The problem with this amplifier is that the input jack is a little hit and miss.
When you plug the input in, there is a 50:50 chance if the amp will make a noise, wiggling or holding the jack seems to make the circuit complete, so it seems that the amplifier is working, but the jack is not.
However, along the way, I managed to break this amplifier more than it already was, and had to replace part that were non-standard with standard parts that I had to customise.
The amplifier in question is a Peavey Backstage amp, a tiny little guitar practice amp thing.
The basic problem is that sometimes you plug the guitar in and it works, sometimes you plug the guitar is and it doesn't work.
sometimes you plug the guitar in and it works, but only if you wiggle the jack lead around in the socket.
Basically, the input jack has for one reason or another seen better days, and could do with repairing.
Start by disconnecting the speaker wires, to ensure that you re-attach them with the correct polarity, (and thus correct phase) write down which terminal the white wire comes from and which wire the blue one comes from.
Next, remove the four screws on the top of the amplifier, and sliding out the tray that holds the electronics, push from the front, to the back.
next remove the wiring for the transformer, and output power transistors as these are mounted on the chassis case, and remove the circuit board from the case.
In order to remove the circuit board from the case, you'll have to remove the plastic knobs from the front panel, these just pull off, or at least should just pull off.
This is where the first "challenge" of the build started, when removing the knobs the potentiometer came apart on two of the controls!
This is no trouble, all I needed to do was replace the potentiometers.
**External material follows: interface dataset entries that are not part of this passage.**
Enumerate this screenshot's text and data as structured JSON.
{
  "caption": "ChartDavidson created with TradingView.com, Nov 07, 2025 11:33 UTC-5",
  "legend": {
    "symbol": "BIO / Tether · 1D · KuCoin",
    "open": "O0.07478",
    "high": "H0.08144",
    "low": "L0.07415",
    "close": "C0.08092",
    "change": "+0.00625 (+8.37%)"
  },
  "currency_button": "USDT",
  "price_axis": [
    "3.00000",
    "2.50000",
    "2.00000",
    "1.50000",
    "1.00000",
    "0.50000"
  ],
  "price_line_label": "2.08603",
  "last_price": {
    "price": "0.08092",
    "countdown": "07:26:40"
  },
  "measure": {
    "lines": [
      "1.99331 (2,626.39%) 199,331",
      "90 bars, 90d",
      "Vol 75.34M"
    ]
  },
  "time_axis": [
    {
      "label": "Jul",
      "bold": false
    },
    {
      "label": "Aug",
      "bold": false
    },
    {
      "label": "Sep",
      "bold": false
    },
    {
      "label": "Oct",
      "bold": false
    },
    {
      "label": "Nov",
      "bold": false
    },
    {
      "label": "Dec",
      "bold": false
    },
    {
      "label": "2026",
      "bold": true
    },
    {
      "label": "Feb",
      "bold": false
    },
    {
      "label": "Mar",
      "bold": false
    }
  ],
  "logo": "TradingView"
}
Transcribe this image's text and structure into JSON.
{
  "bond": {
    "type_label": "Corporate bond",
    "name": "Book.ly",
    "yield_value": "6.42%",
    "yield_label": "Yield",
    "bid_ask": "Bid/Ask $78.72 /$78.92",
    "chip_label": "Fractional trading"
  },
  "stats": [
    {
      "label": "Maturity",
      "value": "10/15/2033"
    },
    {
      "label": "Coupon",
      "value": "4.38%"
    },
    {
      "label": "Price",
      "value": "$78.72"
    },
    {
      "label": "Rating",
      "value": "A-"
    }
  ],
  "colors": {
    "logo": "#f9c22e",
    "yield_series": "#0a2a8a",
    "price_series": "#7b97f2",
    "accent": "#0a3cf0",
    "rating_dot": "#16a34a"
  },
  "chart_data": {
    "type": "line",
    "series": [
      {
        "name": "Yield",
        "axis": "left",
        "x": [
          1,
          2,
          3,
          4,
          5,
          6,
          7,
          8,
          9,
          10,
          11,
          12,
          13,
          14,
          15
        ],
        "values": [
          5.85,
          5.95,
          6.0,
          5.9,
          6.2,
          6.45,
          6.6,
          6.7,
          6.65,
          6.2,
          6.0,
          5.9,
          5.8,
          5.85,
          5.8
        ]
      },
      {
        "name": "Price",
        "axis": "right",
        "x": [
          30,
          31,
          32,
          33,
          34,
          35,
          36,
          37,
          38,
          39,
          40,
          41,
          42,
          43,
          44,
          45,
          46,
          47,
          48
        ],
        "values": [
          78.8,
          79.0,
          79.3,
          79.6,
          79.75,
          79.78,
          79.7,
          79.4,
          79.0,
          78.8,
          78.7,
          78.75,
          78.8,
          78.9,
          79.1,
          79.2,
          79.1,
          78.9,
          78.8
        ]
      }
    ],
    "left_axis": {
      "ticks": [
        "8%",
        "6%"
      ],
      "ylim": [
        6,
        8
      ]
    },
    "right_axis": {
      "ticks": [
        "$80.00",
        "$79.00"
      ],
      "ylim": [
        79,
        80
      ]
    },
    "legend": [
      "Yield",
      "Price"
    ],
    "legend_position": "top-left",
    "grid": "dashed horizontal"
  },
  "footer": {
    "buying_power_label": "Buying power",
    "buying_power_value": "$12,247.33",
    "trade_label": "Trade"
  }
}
I could see that they were the small type, (mini pot) as the body was about the size of a 1penny piece, (instead of the regular size of just smaller than a 2penny piece).
looking at the body of the pot I was able to determine that I needed a B47K (linear 47k pot) and an A10K (I think) (Analogue 10k pot)
So I nipped to the shops and bought 2 mini pots of the correct size.
the only trouble is, rather than receive pots with a stubby shaft with straight splines attached, I received a pot with a long smooth shaft. Alas, I found that I could buy small splined pots, if I were willing to wait a few weeks and pay twice as much, or I could use the pots that I could get and make them fit.
to make them fit, I need to shorten the shaft, and then put a texture into the shaft such that the plastic knob will have something to grip.
so, step 1,
Put the pot next to one of the existing ones on the board, use a marker to mark the length that the shaft needs to be.
step 2, cut the shaft.
step 3, hold the newly shortened shaft in a vice, and using a needle file score a spiral pattern into the shaft.
step 4, reverse the spiral pattern to give a knurled looking finish.
Here's a picture showing an unaltered pot next to my newly customised one.
Now remove the old broken pots from the amplifiers circuit board, (Don't do this at the start, else you may forget which is meant to be the analogue one and which is the linear one!)
now solder in your new pots.
Now it's time to replace that jack socket.
simply remove the jack socket by de-soldering it's 4 legs, pull out the part and solder a new one in!
screw the circuit board, back to the chassis.
plug in the transistors and transformer again.
slide the amplifier tray into the back of the amplifier.
insert the four screws into the top that hold the tray to the amplifier body.
re-attach the speaker.
now test the amplifier.